■ **Task input**

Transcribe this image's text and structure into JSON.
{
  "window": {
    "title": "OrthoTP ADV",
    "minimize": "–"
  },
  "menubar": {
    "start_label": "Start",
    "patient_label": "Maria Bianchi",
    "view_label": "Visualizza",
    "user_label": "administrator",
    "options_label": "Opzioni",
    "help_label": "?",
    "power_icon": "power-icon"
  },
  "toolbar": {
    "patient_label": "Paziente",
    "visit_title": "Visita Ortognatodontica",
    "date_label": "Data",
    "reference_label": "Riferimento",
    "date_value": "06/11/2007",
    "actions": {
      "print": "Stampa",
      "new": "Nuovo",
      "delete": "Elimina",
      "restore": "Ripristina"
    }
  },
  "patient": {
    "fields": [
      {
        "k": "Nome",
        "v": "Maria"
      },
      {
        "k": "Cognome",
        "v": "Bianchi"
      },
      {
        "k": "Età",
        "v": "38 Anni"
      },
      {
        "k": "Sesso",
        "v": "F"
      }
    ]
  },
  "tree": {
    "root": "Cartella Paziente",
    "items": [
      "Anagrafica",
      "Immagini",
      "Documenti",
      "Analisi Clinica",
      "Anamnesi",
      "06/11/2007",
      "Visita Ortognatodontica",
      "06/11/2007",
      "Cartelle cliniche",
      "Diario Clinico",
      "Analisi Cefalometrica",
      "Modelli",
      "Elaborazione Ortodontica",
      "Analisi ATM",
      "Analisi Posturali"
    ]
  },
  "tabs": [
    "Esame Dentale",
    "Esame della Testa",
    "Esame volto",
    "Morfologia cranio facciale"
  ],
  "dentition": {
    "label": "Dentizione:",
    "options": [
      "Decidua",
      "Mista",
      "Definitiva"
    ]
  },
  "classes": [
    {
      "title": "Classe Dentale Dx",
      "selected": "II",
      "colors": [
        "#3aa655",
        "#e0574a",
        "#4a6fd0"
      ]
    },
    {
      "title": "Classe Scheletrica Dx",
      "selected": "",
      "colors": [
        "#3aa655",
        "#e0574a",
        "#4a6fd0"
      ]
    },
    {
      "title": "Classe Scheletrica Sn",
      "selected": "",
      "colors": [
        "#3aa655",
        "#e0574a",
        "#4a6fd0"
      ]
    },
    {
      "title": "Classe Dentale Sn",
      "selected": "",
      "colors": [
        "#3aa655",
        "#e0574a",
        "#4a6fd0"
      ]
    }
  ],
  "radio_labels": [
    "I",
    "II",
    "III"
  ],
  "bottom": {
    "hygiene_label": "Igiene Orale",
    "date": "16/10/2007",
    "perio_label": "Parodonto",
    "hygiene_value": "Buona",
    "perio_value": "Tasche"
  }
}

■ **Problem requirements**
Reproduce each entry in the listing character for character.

■ **The completed task**
Transcribe this image's text and structure into JSON.
{
  "window": {
    "title": "OrthoTP ADV",
    "minimize": "–"
  },
  "menubar": {
    "start_label": "Start",
    "patient_label": "Maria Bianchi",
    "view_label": "Visualizza",
    "user_label": "administrator",
    "options_label": "Opzioni",
    "help_label": "?",
    "power_icon": "power-icon"
  },
  "toolbar": {
    "patient_label": "Paziente",
    "visit_title": "Visita Ortognatodontica",
    "date_label": "Data",
    "reference_label": "Riferimento",
    "date_value": "06/11/2007",
    "actions": {
      "print": "Stampa",
      "new": "Nuovo",
      "delete": "Elimina",
      "restore": "Ripristina"
    }
  },
  "patient": {
    "fields": [
      {
        "k": "Nome",
        "v": "Maria"
      },
      {
        "k": "Cognome",
        "v": "Bianchi"
      },
      {
        "k": "Età",
        "v": "38 Anni"
      },
      {
        "k": "Sesso",
        "v": "F"
      }
    ]
  },
  "tree": {
    "root": "Cartella Paziente",
    "items": [
      "Anagrafica",
      "Immagini",
      "Documenti",
      "Analisi Clinica",
      "Anamnesi",
      "06/11/2007",
      "Visita Ortognatodontica",
      "06/11/2007",
      "Cartelle cliniche",
      "Diario Clinico",
      "Analisi Cefalometrica",
      "Modelli",
      "Elaborazione Ortodontica",
      "Analisi ATM",
      "Analisi Posturali"
    ]
  },
  "tabs": [
    "Esame Dentale",
    "Esame della Testa",
    "Esame volto",
    "Morfologia cranio facciale"
  ],
  "dentition": {
    "label": "Dentizione:",
    "options": [
      "Decidua",
      "Mista",
      "Definitiva"
    ]
  },
  "classes": [
    {
      "title": "Classe Dentale Dx",
      "selected": "II",
      "colors": [
        "#3aa655",
        "#e0574a",
        "#4a6fd0"
      ]
    },
    {
      "title": "Classe Scheletrica Dx",
      "selected": "",
      "colors": [
        "#3aa655",
        "#e0574a",
        "#4a6fd0"
      ]
    },
    {
      "title": "Classe Scheletrica Sn",
      "selected": "",
      "colors": [
        "#3aa655",
        "#e0574a",
        "#4a6fd0"
      ]
    },
    {
      "title": "Classe Dentale Sn",
      "selected": "",
      "colors": [
        "#3aa655",
        "#e0574a",
        "#4a6fd0"
      ]
    }
  ],
  "radio_labels": [
    "I",
    "II",
    "III"
  ],
  "bottom": {
    "hygiene_label": "Igiene Orale",
    "date": "16/10/2007",
    "perio_label": "Parodonto",
    "hygiene_value": "Buona",
    "perio_value": "Tasche"
  }
}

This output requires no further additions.